(Supplied entries)
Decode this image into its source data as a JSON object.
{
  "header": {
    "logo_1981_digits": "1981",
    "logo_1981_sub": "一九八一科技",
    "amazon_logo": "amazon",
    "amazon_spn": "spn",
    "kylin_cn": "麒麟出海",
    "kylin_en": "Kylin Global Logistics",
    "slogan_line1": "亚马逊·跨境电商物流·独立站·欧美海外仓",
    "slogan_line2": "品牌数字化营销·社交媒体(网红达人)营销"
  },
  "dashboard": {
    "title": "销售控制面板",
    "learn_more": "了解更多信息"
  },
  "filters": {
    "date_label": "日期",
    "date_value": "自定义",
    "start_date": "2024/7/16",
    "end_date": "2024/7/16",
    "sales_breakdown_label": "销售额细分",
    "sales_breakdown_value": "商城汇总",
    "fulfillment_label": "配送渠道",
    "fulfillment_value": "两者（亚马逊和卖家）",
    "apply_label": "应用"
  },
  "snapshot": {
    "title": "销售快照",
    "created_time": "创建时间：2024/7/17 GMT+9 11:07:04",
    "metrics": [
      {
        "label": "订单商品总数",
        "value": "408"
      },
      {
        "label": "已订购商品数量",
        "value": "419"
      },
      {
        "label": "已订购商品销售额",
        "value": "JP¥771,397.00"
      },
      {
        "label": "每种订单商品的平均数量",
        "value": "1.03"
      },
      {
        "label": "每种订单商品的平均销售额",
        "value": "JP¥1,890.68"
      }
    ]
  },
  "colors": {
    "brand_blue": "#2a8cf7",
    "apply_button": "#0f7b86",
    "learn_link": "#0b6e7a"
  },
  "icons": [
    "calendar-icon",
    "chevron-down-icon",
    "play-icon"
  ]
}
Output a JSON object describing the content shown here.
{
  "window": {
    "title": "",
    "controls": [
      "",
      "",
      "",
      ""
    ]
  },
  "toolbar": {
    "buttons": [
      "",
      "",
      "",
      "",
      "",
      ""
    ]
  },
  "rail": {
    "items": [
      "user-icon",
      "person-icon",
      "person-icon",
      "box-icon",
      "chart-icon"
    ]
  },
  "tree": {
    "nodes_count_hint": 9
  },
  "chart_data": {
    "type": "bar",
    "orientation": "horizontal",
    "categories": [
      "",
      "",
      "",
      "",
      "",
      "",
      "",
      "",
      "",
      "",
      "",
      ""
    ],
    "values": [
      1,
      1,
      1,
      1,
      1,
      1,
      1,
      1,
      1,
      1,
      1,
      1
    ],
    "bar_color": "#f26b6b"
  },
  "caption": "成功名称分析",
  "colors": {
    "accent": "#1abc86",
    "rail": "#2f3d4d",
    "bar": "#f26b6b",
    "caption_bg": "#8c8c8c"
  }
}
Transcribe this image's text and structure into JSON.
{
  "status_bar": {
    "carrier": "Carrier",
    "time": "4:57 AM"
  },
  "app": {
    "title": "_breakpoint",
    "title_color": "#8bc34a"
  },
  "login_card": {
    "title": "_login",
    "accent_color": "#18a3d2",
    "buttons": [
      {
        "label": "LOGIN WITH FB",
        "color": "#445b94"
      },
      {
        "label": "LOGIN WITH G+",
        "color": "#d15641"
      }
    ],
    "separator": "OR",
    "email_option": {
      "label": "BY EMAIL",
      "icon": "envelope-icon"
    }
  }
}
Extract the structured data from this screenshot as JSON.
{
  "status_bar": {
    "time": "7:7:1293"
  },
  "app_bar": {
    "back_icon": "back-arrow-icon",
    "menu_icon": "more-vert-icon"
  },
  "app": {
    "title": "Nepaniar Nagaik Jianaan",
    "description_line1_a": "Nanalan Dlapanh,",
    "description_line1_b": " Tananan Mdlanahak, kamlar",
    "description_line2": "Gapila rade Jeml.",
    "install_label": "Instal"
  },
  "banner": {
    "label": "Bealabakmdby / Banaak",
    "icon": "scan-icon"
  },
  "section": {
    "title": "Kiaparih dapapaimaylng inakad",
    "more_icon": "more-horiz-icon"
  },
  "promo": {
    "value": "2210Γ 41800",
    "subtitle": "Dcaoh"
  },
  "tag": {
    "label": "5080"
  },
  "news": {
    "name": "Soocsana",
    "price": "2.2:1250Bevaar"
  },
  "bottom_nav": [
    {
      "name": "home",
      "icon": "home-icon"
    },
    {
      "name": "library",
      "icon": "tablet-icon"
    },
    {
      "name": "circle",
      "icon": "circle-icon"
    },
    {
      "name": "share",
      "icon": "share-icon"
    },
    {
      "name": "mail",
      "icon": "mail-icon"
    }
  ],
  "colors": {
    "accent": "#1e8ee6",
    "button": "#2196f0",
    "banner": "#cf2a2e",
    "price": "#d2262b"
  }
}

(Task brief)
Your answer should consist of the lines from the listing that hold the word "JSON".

(Result below)
Decode this image into its source data as a JSON object.
Output a JSON object describing the content shown here.
Transcribe this image's text and structure into JSON.
Extract the structured data from this screenshot as JSON.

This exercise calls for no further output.